• Web page and app entries:
★ ★ ★ ★
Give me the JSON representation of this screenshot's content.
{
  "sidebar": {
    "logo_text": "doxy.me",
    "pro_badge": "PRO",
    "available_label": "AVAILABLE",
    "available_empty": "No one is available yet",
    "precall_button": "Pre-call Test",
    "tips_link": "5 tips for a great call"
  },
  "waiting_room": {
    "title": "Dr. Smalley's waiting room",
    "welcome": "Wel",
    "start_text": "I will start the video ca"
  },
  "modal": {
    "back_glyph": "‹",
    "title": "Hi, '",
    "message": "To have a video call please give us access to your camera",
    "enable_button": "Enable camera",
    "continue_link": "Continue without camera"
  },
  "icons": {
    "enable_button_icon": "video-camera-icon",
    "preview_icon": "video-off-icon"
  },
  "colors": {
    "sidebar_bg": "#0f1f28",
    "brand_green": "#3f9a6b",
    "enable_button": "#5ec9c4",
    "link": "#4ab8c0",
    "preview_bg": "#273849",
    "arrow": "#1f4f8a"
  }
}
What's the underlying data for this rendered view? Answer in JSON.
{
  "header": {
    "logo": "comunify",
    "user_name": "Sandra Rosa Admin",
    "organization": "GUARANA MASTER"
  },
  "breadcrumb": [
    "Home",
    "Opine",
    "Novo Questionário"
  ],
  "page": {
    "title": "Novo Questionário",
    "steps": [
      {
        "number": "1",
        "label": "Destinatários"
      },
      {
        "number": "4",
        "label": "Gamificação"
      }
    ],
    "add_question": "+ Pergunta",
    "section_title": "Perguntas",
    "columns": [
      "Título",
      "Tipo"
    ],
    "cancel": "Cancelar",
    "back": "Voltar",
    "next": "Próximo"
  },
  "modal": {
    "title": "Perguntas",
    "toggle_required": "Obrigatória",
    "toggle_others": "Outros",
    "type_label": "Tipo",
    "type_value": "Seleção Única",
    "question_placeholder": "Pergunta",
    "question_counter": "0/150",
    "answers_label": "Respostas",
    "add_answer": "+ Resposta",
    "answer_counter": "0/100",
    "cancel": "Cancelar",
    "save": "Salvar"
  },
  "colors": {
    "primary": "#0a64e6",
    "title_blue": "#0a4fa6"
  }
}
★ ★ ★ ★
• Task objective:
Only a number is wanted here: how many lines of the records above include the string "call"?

• Answer to this task:
3